Drug Policy in India

The salient features of the modified drug policy (1986) as announced on 15 September 1994 are:

  1. Abolition of Industrial Licensing for all bulk drugs, their intermediates and formulations except five bulk drugs of the public sector.
  2. Foreign investment up to 51 per cent will be automatically permitted in the case of bulk drugs, their intermediaries and their formulations.
  3. Automatic approval for foreign technology agreements shall be given in case of all bulk drugs, their intermediaries and formulations, except those produced by the use of recombinant DNA technology.
  4. In the case of basic manufacture, the rate of return would be higher by 4 per cent over the existing rates which are 14 per cent on net worth or 22 per cent on capital employed.
  5. The National Pharmaceutical Pricing Authority to entrust with the task of price fixation/revision and other related matters.
  6. Government to keep a close watch on the prices of medicines which are taken out of price control.
  7. A National Drug Authority to be set up to look after the quality control aspects, national use of drugs, and related matters.
  8. To provide better focus to all matters relating to developing and promotion of indigenous and other systems of medicines, a separate department would be created by the Ministry of Health and Family Welfare.
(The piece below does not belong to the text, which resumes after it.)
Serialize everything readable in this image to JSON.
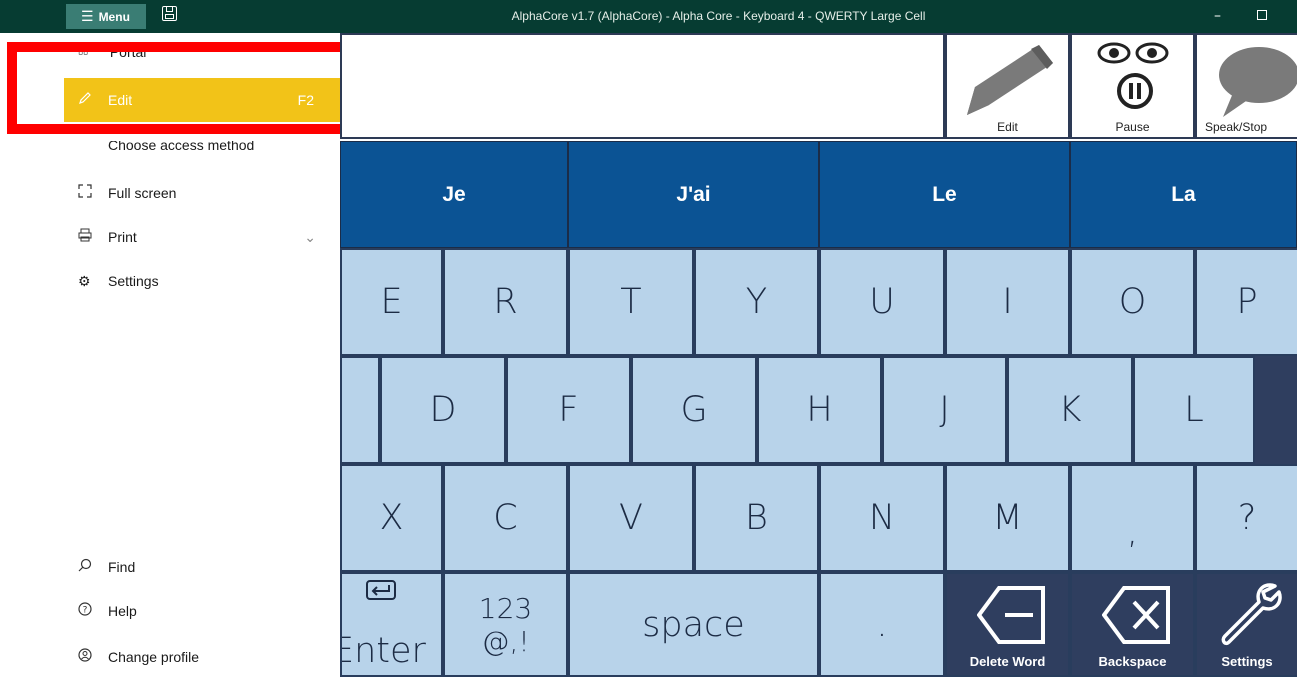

Pharmaceutical Policy, 2002

The Government of India announced the New Pharmaceutical Policy 2002. The salient features of the policy are:
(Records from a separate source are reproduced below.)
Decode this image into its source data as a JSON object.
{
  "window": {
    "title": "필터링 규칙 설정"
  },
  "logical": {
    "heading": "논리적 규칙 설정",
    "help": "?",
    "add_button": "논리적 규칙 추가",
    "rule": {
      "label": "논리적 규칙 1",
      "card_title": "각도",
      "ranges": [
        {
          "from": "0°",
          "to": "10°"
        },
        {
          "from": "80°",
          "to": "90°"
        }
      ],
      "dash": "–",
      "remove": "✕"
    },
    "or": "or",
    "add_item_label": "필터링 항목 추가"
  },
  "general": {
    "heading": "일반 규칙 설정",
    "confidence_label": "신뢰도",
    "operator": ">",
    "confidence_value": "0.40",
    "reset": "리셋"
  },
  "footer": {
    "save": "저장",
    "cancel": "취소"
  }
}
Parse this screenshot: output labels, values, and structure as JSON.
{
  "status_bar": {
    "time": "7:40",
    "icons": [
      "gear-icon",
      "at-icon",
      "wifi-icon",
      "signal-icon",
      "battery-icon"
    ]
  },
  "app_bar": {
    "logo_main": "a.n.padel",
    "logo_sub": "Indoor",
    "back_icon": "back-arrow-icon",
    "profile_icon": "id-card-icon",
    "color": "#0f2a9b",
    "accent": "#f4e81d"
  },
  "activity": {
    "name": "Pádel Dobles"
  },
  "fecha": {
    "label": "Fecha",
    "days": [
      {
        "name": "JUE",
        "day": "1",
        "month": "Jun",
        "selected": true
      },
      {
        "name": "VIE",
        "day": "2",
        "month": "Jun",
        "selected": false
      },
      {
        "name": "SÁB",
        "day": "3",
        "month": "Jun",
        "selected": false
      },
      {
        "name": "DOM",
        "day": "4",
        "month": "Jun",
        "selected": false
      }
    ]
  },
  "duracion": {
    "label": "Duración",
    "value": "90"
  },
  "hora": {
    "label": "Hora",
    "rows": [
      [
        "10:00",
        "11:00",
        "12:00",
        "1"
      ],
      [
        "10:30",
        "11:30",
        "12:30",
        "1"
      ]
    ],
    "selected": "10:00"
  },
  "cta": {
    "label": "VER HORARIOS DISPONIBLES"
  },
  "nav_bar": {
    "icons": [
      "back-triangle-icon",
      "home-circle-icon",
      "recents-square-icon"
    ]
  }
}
  1. Industrial licensing for all bulk drugs to be cleared by Drug Controller General of India.
  2. Foreign direct investment up to 100 per cent will be permitted subject to the stipulations laid down from time to time.
  3. Automatic approval for foreign technology agreement.
  4. Ceiling price may be fixed for any formulation.
  5. The government will keep a close watch on the prices of medicines.
  6. Price fixation by the Pharmaceutical Pricing Authority, an independent body of experts.